The publicized death toll for Saturday’s Beijing rainstorm was three, then four, then 10… and now 37 — and might will rise in the coming days. According China Daily, 25 drowned during the 20-hour storm, while others died of related causes. The municipal government estimates losses of at least 10 billion yuan. More than 50,000 people have been relocated, according to Xinhua, and at least 80,000 travelers were stranded at the airport, with 500 cancelled outbound flights. All in all, “average precipitation reached 170 mm citywide and the maximum exceeded 460 mm.”
As always, Sinocism has a terrific roundup of coverage, and several of the following links comes from Bill’s post.
Fangshan District was hardest hit — we have a video after the jump. Jinggang (as in Beijing-Hong Kong) Highway in that district was completely submerged, turning into a “river,” as netizens are calling it.
The expressway was still at a standstill Sunday afternoon, as the drainage system could not cope.
Beijing’s decades’ old drainage system is not suitable for current requirements, especially as heavy rain is more common now, said experts Sunday.
“The capital’s drainage network is already outdated, although a lot of repair work has been done to maintain it,” said Zhang Junfeng, founder of the non-government water resource watchdog Happy Water Journeys.
“The capital’s drainage system could be among the most advanced across the country, but it isn’t on a par with some developed countries, where the systems are designed according to a much higher standard,” said Dai Shenzhi, a professor at the College of Architecture and Urban Planning at Tongji University in Shanghai.
The conversation is slowly but surely beginning to turn critical.
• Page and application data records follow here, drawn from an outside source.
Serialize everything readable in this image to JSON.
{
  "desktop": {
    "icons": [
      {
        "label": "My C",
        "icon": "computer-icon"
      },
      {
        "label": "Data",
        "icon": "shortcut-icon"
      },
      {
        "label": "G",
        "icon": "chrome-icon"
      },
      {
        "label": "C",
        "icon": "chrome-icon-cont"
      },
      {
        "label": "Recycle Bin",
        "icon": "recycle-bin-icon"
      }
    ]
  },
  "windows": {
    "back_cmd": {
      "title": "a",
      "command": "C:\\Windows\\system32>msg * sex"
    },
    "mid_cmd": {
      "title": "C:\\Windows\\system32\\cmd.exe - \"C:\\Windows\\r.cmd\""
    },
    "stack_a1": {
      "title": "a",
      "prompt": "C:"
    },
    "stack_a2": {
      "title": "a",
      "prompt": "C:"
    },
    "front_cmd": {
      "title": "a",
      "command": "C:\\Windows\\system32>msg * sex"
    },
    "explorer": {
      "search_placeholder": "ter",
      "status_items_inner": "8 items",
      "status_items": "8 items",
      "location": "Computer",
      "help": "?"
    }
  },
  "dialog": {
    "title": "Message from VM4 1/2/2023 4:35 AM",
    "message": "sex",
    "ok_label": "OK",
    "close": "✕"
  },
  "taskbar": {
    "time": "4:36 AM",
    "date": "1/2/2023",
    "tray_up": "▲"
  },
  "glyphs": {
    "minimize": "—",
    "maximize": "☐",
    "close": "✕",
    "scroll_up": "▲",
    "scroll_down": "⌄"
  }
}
We’ve mentioned this before, but the city’s infrastructure, at least in parts, seems inadequate to handle these type of rainstorms. Netizens seem to agree, as reported by Wall Street Journal:
“Sewers are not a face-giving infrastructure project,” artist Li Yijia wrote in response to the images, repeating a sentiment widely expressed elsewhere on the site.
“Beijing’s glossy appearance can’t withstand the erosion of a bout of heavy rain,” wrote another Sina Weibo user. “In just a few hours, Beijing is washed back into the old days. The city government hasn’t stopped rebuilding this city, but they can’t even deal with getting waterlogged.”
In the face of disaster, Beijing citizens showed an exceptional capability for self-rescue and mutual support. Many passengers stuck on the streets reported that they were picked up by private cars for free. @江湖酒吧69 recounted on Sina Weibo: “Around 11 pm, I waited for a taxi in desperation for nearly an hour, until a private car picked me up. The driver drove me for free and also picked up a couple of disabled foreigners and another couple along the way. He told me he had already picked up 27 people, and would continue till 2 am.”
…Many said that they were moved by and proud of the love and bravery shown by citizens. Xu Xin (@徐昕), a legal scholar,comments: “I’m sleepless tonight thinking about the heavy rain, the lives lost, the injured people and the police’s rescue efforts; I’m also thinking about so many asking for help on Weibo, and so many offering their help. The spirit of Beijing is not reflected by grand, meaningless words but by the pictures of Beijing tonight. The carrier of the spirit is Weibo, on which energy of kindness is being paid forward. ”
Columnist Zhao Chu (@赵楚) believes that such mutual support forms the basis of a civil, democratic society. “When you see people voluntarily show love for others and extend a helping hand, you have a civil, modern society,” he wrote.
There were bad stories as well, of run-of-the-mill greed and callousness, which we won’t excerpt here.
For a few hours, police were going around ticketing cars abandoned on the streets — but the government wised up and announced that those who were ticketed won’t need to pay the fines. Baby steps of progress.